Kerr hasn’t been home for 18 months.
The borders aren’t expected to be open until well into 2022.
If there’s any further delay, Kerr might have to rely on a special exemption just to be able to compete in a “home” World Cup.
Originally the Matildas were supposed to prepare for July’s Tokyo Olympics in Australia which would require a number of players, like the overseas-based Kerr, to fly home and head into two weeks of quarantine before being able to play.
That’s a two-week window the players can’t afford to lose.
Negotiations are continuing with the Australian government but it’s likely the team will congregate in Europe instead.
“I don’t know what we’re doing, honestly,” Kerr says.
“We have a camp in June, it’s all up in the air at the moment.
“The government in Australia is really strict and we’re not sure if we’re going to be allowed in.
“We’re just trying to figure out what’s the best option for us as a team to prepare for the Olympics.”
Her frustration is clear, but at the root of it, she just misses home.
“It’s just home, it’s just that feeling of, you know, being in your own space and the coffee and my family and my dog.”
The dog is Billie, a seven-year-old female boxer.
“I haven’t seen my dog in like over a year,” she says.
“I mean you can FaceTime your family but, you know, I can’t FaceTime my dog and say I am coming home soon, or you know, there’s a pandemic going on that’s why I’m not there.
“She probably thinks I’m just neglecting her, so it’s just the little things to be honest.
“I’m missing my family, it’s cold, it’s hard.
“But winning titles and winning things like [the WSL Championship] just make it all worth it.
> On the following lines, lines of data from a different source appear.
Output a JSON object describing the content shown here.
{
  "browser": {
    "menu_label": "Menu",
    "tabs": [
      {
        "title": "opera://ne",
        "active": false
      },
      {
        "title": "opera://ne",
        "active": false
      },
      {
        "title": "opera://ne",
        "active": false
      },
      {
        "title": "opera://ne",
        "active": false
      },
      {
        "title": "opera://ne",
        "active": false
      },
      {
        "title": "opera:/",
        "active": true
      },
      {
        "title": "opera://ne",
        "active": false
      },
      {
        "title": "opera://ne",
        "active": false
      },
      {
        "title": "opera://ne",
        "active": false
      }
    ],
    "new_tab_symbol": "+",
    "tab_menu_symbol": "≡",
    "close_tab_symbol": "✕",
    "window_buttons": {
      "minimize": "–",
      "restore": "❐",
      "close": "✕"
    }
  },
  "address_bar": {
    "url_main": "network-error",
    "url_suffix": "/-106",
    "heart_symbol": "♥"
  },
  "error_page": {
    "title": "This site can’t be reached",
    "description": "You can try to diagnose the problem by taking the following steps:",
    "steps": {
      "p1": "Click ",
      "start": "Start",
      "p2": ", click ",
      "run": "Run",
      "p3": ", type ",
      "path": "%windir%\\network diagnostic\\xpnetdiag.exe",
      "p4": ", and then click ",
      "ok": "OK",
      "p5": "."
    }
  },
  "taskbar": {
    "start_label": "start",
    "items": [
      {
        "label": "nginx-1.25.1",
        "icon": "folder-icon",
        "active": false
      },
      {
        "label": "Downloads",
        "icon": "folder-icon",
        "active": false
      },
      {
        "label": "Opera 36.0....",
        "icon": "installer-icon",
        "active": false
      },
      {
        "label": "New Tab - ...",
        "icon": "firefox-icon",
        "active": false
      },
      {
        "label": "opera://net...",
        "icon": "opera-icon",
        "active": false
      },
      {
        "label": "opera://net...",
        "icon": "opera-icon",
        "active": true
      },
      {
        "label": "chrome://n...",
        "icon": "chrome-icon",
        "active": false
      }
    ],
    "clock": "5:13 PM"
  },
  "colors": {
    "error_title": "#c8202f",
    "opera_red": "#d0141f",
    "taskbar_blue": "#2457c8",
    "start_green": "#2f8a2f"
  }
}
“It’s not all roses and butterflies, for sure, but at the end of the day I do it because I love it and there are hard days but … yeah, I do enjoy it … for the most part.”